### [TRY IT]
Should an entry contain an image, omit it and repeat the rest exactly.

Start of RECORD SET

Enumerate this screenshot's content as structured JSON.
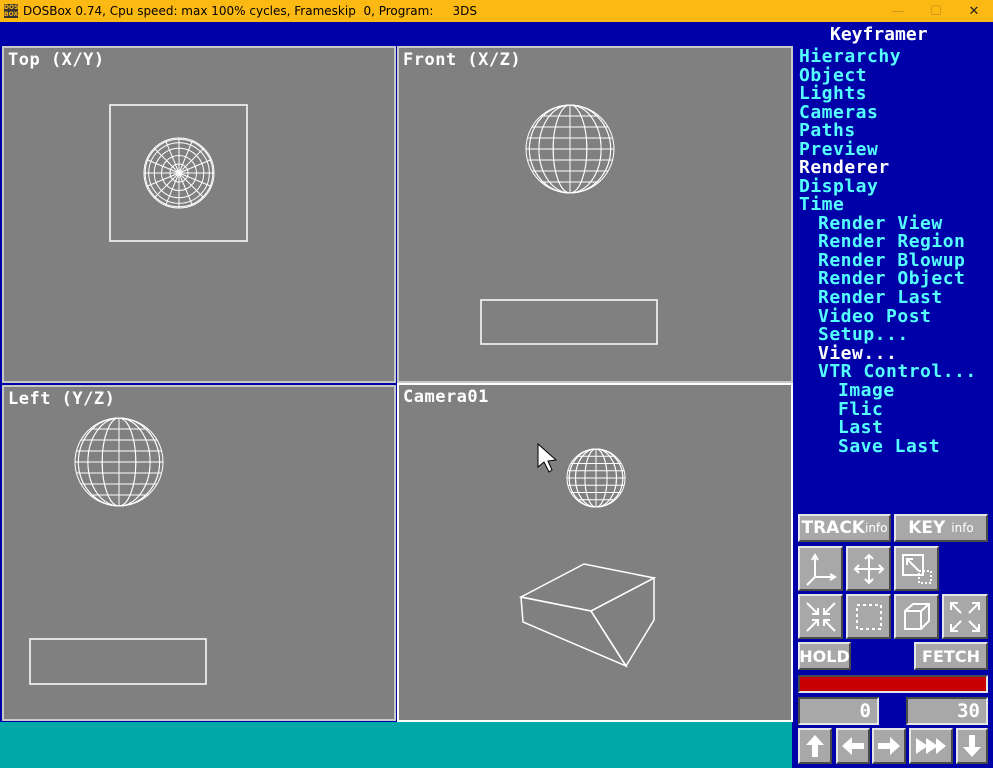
{
  "window": {
    "title": "DOSBox 0.74, Cpu speed: max 100% cycles, Frameskip  0, Program:     3DS",
    "icon_text": "DOS BOX",
    "minimize": "—",
    "maximize": "☐",
    "close": "✕"
  },
  "viewports": {
    "top": "Top (X/Y)",
    "front": "Front (X/Z)",
    "left": "Left (Y/Z)",
    "camera": "Camera01"
  },
  "menu": {
    "header": "Keyframer",
    "main": [
      "Hierarchy",
      "Object",
      "Lights",
      "Cameras",
      "Paths",
      "Preview",
      "Renderer",
      "Display",
      "Time"
    ],
    "active_main": "Renderer",
    "sub": [
      "Render View",
      "Render Region",
      "Render Blowup",
      "Render Object",
      "Render Last",
      "Video Post",
      "Setup...",
      "View...",
      "VTR Control..."
    ],
    "active_sub": "View...",
    "subsub": [
      "Image",
      "Flic",
      "Last",
      "Save Last"
    ]
  },
  "tools": {
    "track_main": "TRACK",
    "track_small": "info",
    "key_main": "KEY",
    "key_small": "info",
    "hold": "HOLD",
    "fetch": "FETCH",
    "frame_current": "0",
    "frame_total": "30",
    "icons": [
      "axis-icon",
      "move-icon",
      "region-zoom-icon",
      "zoom-in-icon",
      "zoom-out-icon",
      "box-select-icon",
      "cube-view-icon",
      "zoom-extents-icon"
    ],
    "nav": [
      "up-arrow-icon",
      "left-arrow-icon",
      "right-arrow-icon",
      "fast-forward-icon",
      "down-arrow-icon"
    ]
  },
  "colors": {
    "title_bar": "#fdb913",
    "background": "#0000a8",
    "viewport": "#808080",
    "menu_text": "#55ffff",
    "menu_active": "#ffffff",
    "status_bar": "#00a8a8",
    "progress": "#c80000"
  }
}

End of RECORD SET

### [WRITTEN ANSWER]
Enumerate this screenshot's content as structured JSON.
{
  "window": {
    "title": "DOSBox 0.74, Cpu speed: max 100% cycles, Frameskip  0, Program:     3DS",
    "icon_text": "DOS BOX",
    "minimize": "—",
    "maximize": "☐",
    "close": "✕"
  },
  "viewports": {
    "top": "Top (X/Y)",
    "front": "Front (X/Z)",
    "left": "Left (Y/Z)",
    "camera": "Camera01"
  },
  "menu": {
    "header": "Keyframer",
    "main": [
      "Hierarchy",
      "Object",
      "Lights",
      "Cameras",
      "Paths",
      "Preview",
      "Renderer",
      "Display",
      "Time"
    ],
    "active_main": "Renderer",
    "sub": [
      "Render View",
      "Render Region",
      "Render Blowup",
      "Render Object",
      "Render Last",
      "Video Post",
      "Setup...",
      "View...",
      "VTR Control..."
    ],
    "active_sub": "View...",
    "subsub": [
      "Image",
      "Flic",
      "Last",
      "Save Last"
    ]
  },
  "tools": {
    "track_main": "TRACK",
    "track_small": "info",
    "key_main": "KEY",
    "key_small": "info",
    "hold": "HOLD",
    "fetch": "FETCH",
    "frame_current": "0",
    "frame_total": "30",
    "icons": [
      "axis-icon",
      "move-icon",
      "region-zoom-icon",
      "zoom-in-icon",
      "zoom-out-icon",
      "box-select-icon",
      "cube-view-icon",
      "zoom-extents-icon"
    ],
    "nav": [
      "up-arrow-icon",
      "left-arrow-icon",
      "right-arrow-icon",
      "fast-forward-icon",
      "down-arrow-icon"
    ]
  },
  "colors": {
    "title_bar": "#fdb913",
    "background": "#0000a8",
    "viewport": "#808080",
    "menu_text": "#55ffff",
    "menu_active": "#ffffff",
    "status_bar": "#00a8a8",
    "progress": "#c80000"
  }
}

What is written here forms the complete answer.